- EXERCISE PROMPT
Set down each line of the listing exactly as it reads.

- DATA FOR ANALYSIS
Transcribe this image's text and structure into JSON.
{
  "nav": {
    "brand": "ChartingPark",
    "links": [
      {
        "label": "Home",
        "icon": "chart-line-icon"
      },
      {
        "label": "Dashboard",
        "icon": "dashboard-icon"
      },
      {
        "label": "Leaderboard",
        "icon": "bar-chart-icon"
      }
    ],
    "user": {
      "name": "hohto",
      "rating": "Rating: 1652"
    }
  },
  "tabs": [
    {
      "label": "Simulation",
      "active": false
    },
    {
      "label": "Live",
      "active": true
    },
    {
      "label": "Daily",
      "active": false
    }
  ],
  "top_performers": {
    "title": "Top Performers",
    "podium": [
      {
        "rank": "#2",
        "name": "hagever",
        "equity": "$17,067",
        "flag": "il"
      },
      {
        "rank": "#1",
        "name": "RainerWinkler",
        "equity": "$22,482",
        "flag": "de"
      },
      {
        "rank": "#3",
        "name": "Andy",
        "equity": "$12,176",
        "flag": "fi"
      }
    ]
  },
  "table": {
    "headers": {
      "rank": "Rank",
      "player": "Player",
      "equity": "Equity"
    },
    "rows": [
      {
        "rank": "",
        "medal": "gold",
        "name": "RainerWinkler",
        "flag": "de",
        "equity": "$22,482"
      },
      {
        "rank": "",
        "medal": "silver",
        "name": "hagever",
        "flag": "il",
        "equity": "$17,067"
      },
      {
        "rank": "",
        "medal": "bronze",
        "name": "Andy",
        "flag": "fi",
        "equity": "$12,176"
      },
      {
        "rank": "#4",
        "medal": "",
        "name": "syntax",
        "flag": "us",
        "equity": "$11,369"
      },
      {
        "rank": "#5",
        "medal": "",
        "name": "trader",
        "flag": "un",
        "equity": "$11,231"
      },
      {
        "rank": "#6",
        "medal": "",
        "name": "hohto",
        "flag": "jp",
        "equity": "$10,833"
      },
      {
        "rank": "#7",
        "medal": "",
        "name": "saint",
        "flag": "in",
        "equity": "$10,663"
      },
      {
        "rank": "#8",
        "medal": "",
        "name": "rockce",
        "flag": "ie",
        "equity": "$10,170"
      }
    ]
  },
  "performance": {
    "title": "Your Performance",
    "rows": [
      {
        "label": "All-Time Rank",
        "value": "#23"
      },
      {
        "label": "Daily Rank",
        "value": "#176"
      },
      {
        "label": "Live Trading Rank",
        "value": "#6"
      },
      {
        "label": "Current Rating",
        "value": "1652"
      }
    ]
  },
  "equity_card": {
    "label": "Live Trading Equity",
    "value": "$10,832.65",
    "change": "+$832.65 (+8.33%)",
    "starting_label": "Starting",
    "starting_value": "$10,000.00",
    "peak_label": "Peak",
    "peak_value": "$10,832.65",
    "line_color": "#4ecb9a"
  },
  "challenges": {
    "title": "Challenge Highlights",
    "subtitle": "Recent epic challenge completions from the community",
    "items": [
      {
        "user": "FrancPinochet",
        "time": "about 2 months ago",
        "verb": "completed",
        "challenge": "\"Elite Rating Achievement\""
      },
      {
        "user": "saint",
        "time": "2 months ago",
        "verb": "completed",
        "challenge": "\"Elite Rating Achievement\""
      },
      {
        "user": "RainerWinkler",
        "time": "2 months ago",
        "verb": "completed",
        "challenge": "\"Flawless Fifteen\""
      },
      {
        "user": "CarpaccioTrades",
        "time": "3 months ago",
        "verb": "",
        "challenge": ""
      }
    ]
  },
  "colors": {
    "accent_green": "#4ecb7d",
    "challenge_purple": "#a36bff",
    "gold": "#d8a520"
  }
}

- WRITTEN REPLY
Transcribe this image's text and structure into JSON.
{
  "nav": {
    "brand": "ChartingPark",
    "links": [
      {
        "label": "Home",
        "icon": "chart-line-icon"
      },
      {
        "label": "Dashboard",
        "icon": "dashboard-icon"
      },
      {
        "label": "Leaderboard",
        "icon": "bar-chart-icon"
      }
    ],
    "user": {
      "name": "hohto",
      "rating": "Rating: 1652"
    }
  },
  "tabs": [
    {
      "label": "Simulation",
      "active": false
    },
    {
      "label": "Live",
      "active": true
    },
    {
      "label": "Daily",
      "active": false
    }
  ],
  "top_performers": {
    "title": "Top Performers",
    "podium": [
      {
        "rank": "#2",
        "name": "hagever",
        "equity": "$17,067",
        "flag": "il"
      },
      {
        "rank": "#1",
        "name": "RainerWinkler",
        "equity": "$22,482",
        "flag": "de"
      },
      {
        "rank": "#3",
        "name": "Andy",
        "equity": "$12,176",
        "flag": "fi"
      }
    ]
  },
  "table": {
    "headers": {
      "rank": "Rank",
      "player": "Player",
      "equity": "Equity"
    },
    "rows": [
      {
        "rank": "",
        "medal": "gold",
        "name": "RainerWinkler",
        "flag": "de",
        "equity": "$22,482"
      },
      {
        "rank": "",
        "medal": "silver",
        "name": "hagever",
        "flag": "il",
        "equity": "$17,067"
      },
      {
        "rank": "",
        "medal": "bronze",
        "name": "Andy",
        "flag": "fi",
        "equity": "$12,176"
      },
      {
        "rank": "#4",
        "medal": "",
        "name": "syntax",
        "flag": "us",
        "equity": "$11,369"
      },
      {
        "rank": "#5",
        "medal": "",
        "name": "trader",
        "flag": "un",
        "equity": "$11,231"
      },
      {
        "rank": "#6",
        "medal": "",
        "name": "hohto",
        "flag": "jp",
        "equity": "$10,833"
      },
      {
        "rank": "#7",
        "medal": "",
        "name": "saint",
        "flag": "in",
        "equity": "$10,663"
      },
      {
        "rank": "#8",
        "medal": "",
        "name": "rockce",
        "flag": "ie",
        "equity": "$10,170"
      }
    ]
  },
  "performance": {
    "title": "Your Performance",
    "rows": [
      {
        "label": "All-Time Rank",
        "value": "#23"
      },
      {
        "label": "Daily Rank",
        "value": "#176"
      },
      {
        "label": "Live Trading Rank",
        "value": "#6"
      },
      {
        "label": "Current Rating",
        "value": "1652"
      }
    ]
  },
  "equity_card": {
    "label": "Live Trading Equity",
    "value": "$10,832.65",
    "change": "+$832.65 (+8.33%)",
    "starting_label": "Starting",
    "starting_value": "$10,000.00",
    "peak_label": "Peak",
    "peak_value": "$10,832.65",
    "line_color": "#4ecb9a"
  },
  "challenges": {
    "title": "Challenge Highlights",
    "subtitle": "Recent epic challenge completions from the community",
    "items": [
      {
        "user": "FrancPinochet",
        "time": "about 2 months ago",
        "verb": "completed",
        "challenge": "\"Elite Rating Achievement\""
      },
      {
        "user": "saint",
        "time": "2 months ago",
        "verb": "completed",
        "challenge": "\"Elite Rating Achievement\""
      },
      {
        "user": "RainerWinkler",
        "time": "2 months ago",
        "verb": "completed",
        "challenge": "\"Flawless Fifteen\""
      },
      {
        "user": "CarpaccioTrades",
        "time": "3 months ago",
        "verb": "",
        "challenge": ""
      }
    ]
  },
  "colors": {
    "accent_green": "#4ecb7d",
    "challenge_purple": "#a36bff",
    "gold": "#d8a520"
  }
}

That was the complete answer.